Hint: a nice specialized collection can be made of the 3kr and 15c stamps, which offer a full range of colors and varieties, and come with a huge number of different cancellations, ranging from common to very rare. Most of them are not expensive.
While printing the 1kr and 5c stamps, in January 1851, it became apparent that an entire batch, of several thousands of sheets, had yellow-ocher impressions that were too light for the public to read the inscriptions on the stamps. In order not to waste the watermarked paper, it was decided to turn the sheets over and use the reverse side to print stronger impressions of the stamps.
The stamps created in this manner earned the distinction of being the only stamps of the world that are printed on both sides not by accident or by error, but following a printer’s decision to do so. These stamps are listed in the Scott catalog as Austria 1a and Lombardy-Venetia 1a.
For the second pass, printers purposely placed the sheets in such a manner as to make the impressions on reverse not coincident with those in front. Therefore, all the stamps properly cut in front bear parts of two or more stamps on reverse. Actually it was intended that each stamp would bear parts of four stamps on reverse.
There was a logical reason for this decision. It was thought that if the stamps in front and in back were coincident there would arise fraudulent uses of the back of the stamp to frank letters, postcards, postal stationery, and packets. Having the images quadrisected, trisected or bisected on reverse would alert imperial postmasters if they should come across fraudulent use of these stamps.
Another interesting fact regarding this second pass, which gives rise to another stamp variety, is that not all the sheets were placed in the printing machines in the same direction. Some sheets show the stamps on reverse being inverted with respect to the images in front. Thus Scott 1a represents two quite different stamps. Shown nearby is the front and back of a pair of stamps with the images printed in the same direction.

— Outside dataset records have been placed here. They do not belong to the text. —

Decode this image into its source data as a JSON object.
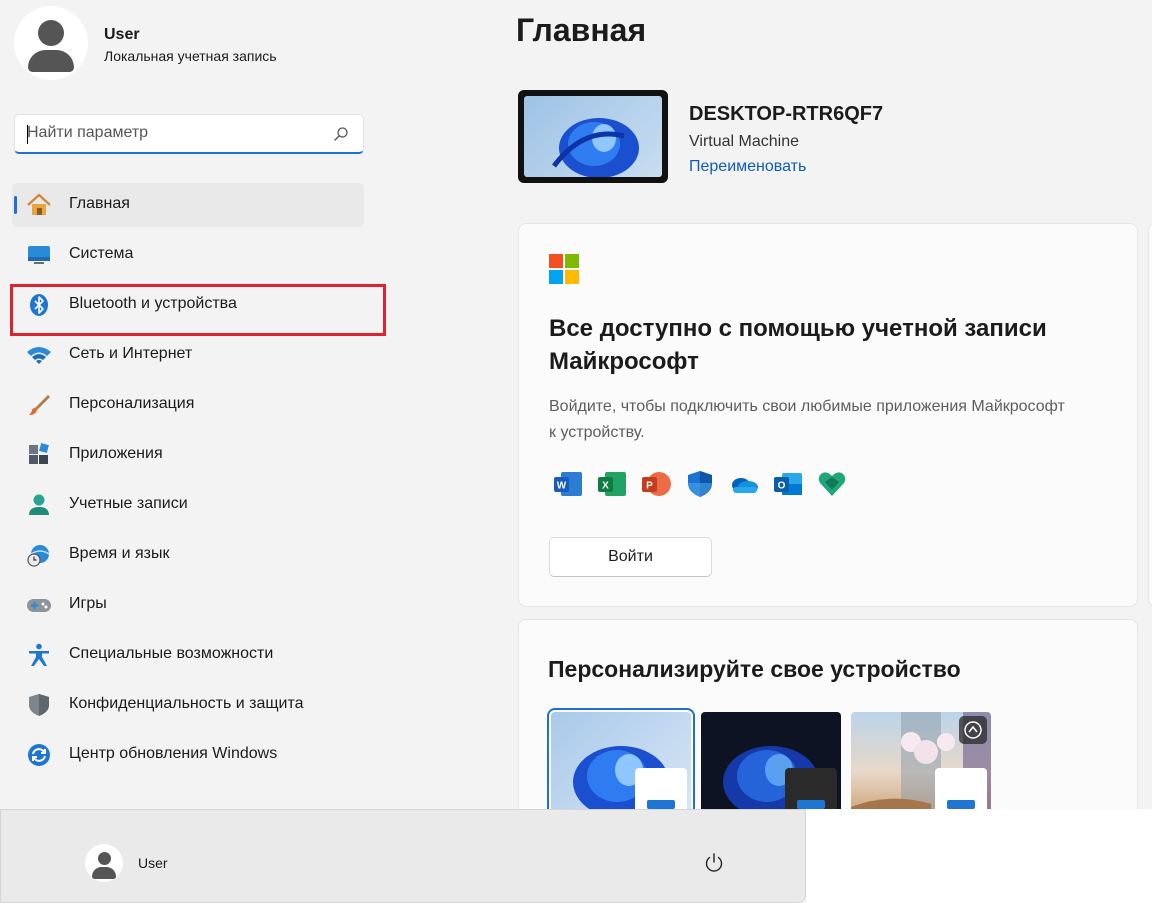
{
  "user": {
    "name": "User",
    "account_type": "Локальная учетная запись"
  },
  "search": {
    "placeholder": "Найти параметр",
    "value": ""
  },
  "nav": {
    "items": [
      {
        "label": "Главная",
        "icon": "home-icon",
        "active": true
      },
      {
        "label": "Система",
        "icon": "system-icon"
      },
      {
        "label": "Bluetooth и устройства",
        "icon": "bluetooth-icon",
        "highlighted": true
      },
      {
        "label": "Сеть и Интернет",
        "icon": "wifi-icon"
      },
      {
        "label": "Персонализация",
        "icon": "brush-icon"
      },
      {
        "label": "Приложения",
        "icon": "apps-icon"
      },
      {
        "label": "Учетные записи",
        "icon": "account-icon"
      },
      {
        "label": "Время и язык",
        "icon": "time-language-icon"
      },
      {
        "label": "Игры",
        "icon": "gamepad-icon"
      },
      {
        "label": "Специальные возможности",
        "icon": "accessibility-icon"
      },
      {
        "label": "Конфиденциальность и защита",
        "icon": "shield-icon"
      },
      {
        "label": "Центр обновления Windows",
        "icon": "update-icon"
      }
    ]
  },
  "main": {
    "title": "Главная",
    "device": {
      "name": "DESKTOP-RTR6QF7",
      "type": "Virtual Machine",
      "rename_label": "Переименовать"
    },
    "ms_card": {
      "title": "Все доступно с помощью учетной записи Майкрософт",
      "description": "Войдите, чтобы подключить свои любимые приложения Майкрософт к устройству.",
      "apps": [
        "word-icon",
        "excel-icon",
        "powerpoint-icon",
        "defender-icon",
        "onedrive-icon",
        "outlook-icon",
        "family-safety-icon"
      ],
      "signin_label": "Войти"
    },
    "personalize_card": {
      "title": "Персонализируйте свое устройство",
      "themes": [
        "theme-light",
        "theme-dark",
        "theme-spotlight"
      ]
    }
  },
  "footer": {
    "user_name": "User"
  },
  "colors": {
    "accent": "#1f6fd6",
    "highlight": "#e0212f",
    "link": "#0f5bb5"
  }
}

There is also a mystery regarding this stamp. Two multiples exist showing on reverse stamps positioned tete-beche (upside down in relation to each other). Both items are from the Lombardy-Venetia printings denominated in centesimi. However, there are no tete-beche positions in the issued stamps.
Philatelic sleuths have worked on this problem and have written about it. Some thought that the presence of the tete-beche position on the reverse is the real reason why this entire stock of stamps was rejected and the sheets were reused for a new printing. However, the rarity of the items — only two examples discovered, from thousands possible — renders this hypothesis most improbable.

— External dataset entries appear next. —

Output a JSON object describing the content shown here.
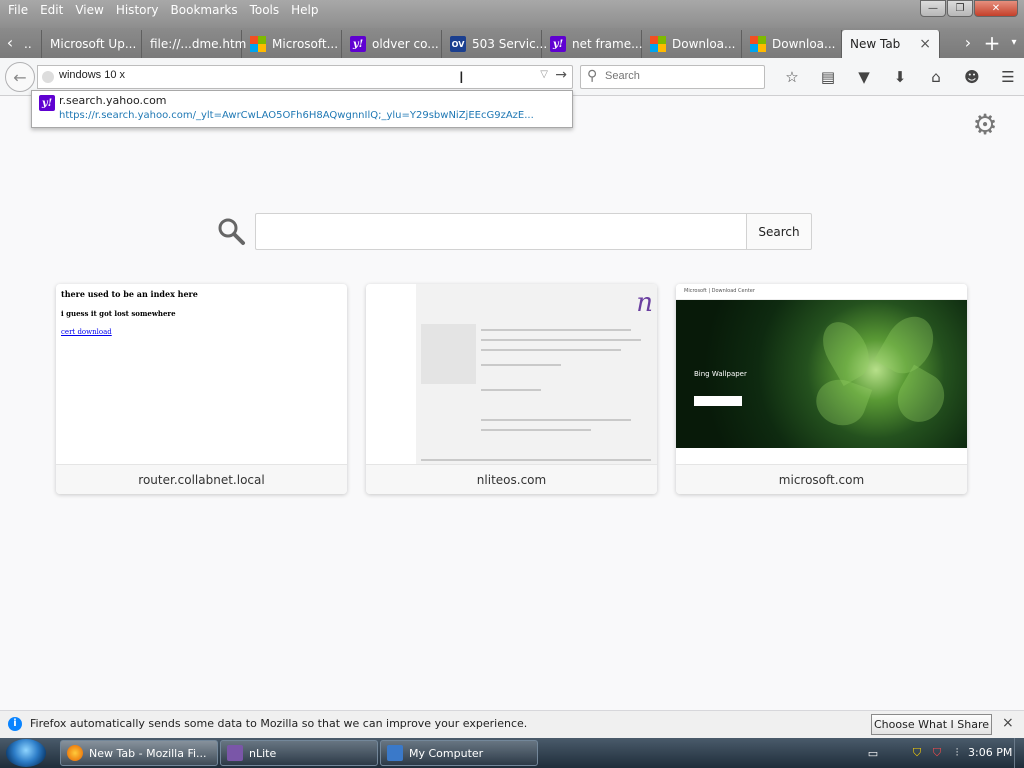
{
  "menubar": {
    "items": [
      "File",
      "Edit",
      "View",
      "History",
      "Bookmarks",
      "Tools",
      "Help"
    ]
  },
  "window_controls": {
    "minimize": "—",
    "restore": "❐",
    "close": "✕"
  },
  "tabs": [
    {
      "label": "..",
      "favicon": "none"
    },
    {
      "label": "Microsoft Up...",
      "favicon": "none"
    },
    {
      "label": "file://...dme.htm",
      "favicon": "none"
    },
    {
      "label": "Microsoft...",
      "favicon": "microsoft-icon"
    },
    {
      "label": "oldver co...",
      "favicon": "yahoo-icon"
    },
    {
      "label": "503 Servic...",
      "favicon": "ov-icon"
    },
    {
      "label": "net frame...",
      "favicon": "yahoo-icon"
    },
    {
      "label": "Downloa...",
      "favicon": "microsoft-icon"
    },
    {
      "label": "Downloa...",
      "favicon": "microsoft-icon"
    }
  ],
  "active_tab": {
    "label": "New Tab",
    "close": "×"
  },
  "favicon_text": {
    "yahoo": "y!",
    "ov": "OV"
  },
  "urlbar": {
    "value": "windows 10 x"
  },
  "searchbar": {
    "placeholder": "Search"
  },
  "autocomplete": {
    "title": "r.search.yahoo.com",
    "url": "https://r.search.yahoo.com/_ylt=AwrCwLAO5OFh6H8AQwgnnIlQ;_ylu=Y29sbwNiZjEEcG9zAzE..."
  },
  "newtab": {
    "search_button": "Search",
    "tiles": [
      {
        "label": "router.collabnet.local",
        "heading": "there used to be an index here",
        "subtext": "i guess it got lost somewhere",
        "link": "cert download"
      },
      {
        "label": "nliteos.com",
        "logo": "n"
      },
      {
        "label": "microsoft.com",
        "header": "Microsoft | Download Center",
        "caption": "Bing Wallpaper"
      }
    ]
  },
  "notification": {
    "message": "Firefox automatically sends some data to Mozilla so that we can improve your experience.",
    "button": "Choose What I Share",
    "close": "×"
  },
  "taskbar": {
    "items": [
      {
        "label": "New Tab - Mozilla Fi...",
        "active": true
      },
      {
        "label": "nLite",
        "active": false
      },
      {
        "label": "My Computer",
        "active": false
      }
    ],
    "clock": "3:06 PM"
  },
  "colors": {
    "link_blue": "#1f78b4",
    "yahoo_purple": "#5f01d1",
    "info_blue": "#0a84ff"
  }
}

My best guess is the following. It may be, instead, that in the original printing the inverted cliche was noticed and corrected very early in the printing. Then the error sheets, however many there might have been, were set aside on a table with other printer’s waste.
When the decision was taken to make a new printing using the thousands of weakly printed sheets, all the stock was brought out, and the rejected sheets were added to the mountain of paper to be reused. After all, both kinds were considered to be printer’s waste, and all could be used for the new purpose.
The printing continued as planned, without inverted cliches. Only a few sheets had on their reverse side the evidence that at an earlier stage there had been a tete-beche pair on that plate. The two items discovered bearing tete-beche images are the only scraps of evidence left of that obscure and arcane fact.
I leave this first installment here, having dealt with the types, the colors, and the printed on both sides. I will cover a few more subjects in a second installment for the November issue of this fine magazine.
The illustrations are from the archive of Liane and Sergio Sismondo.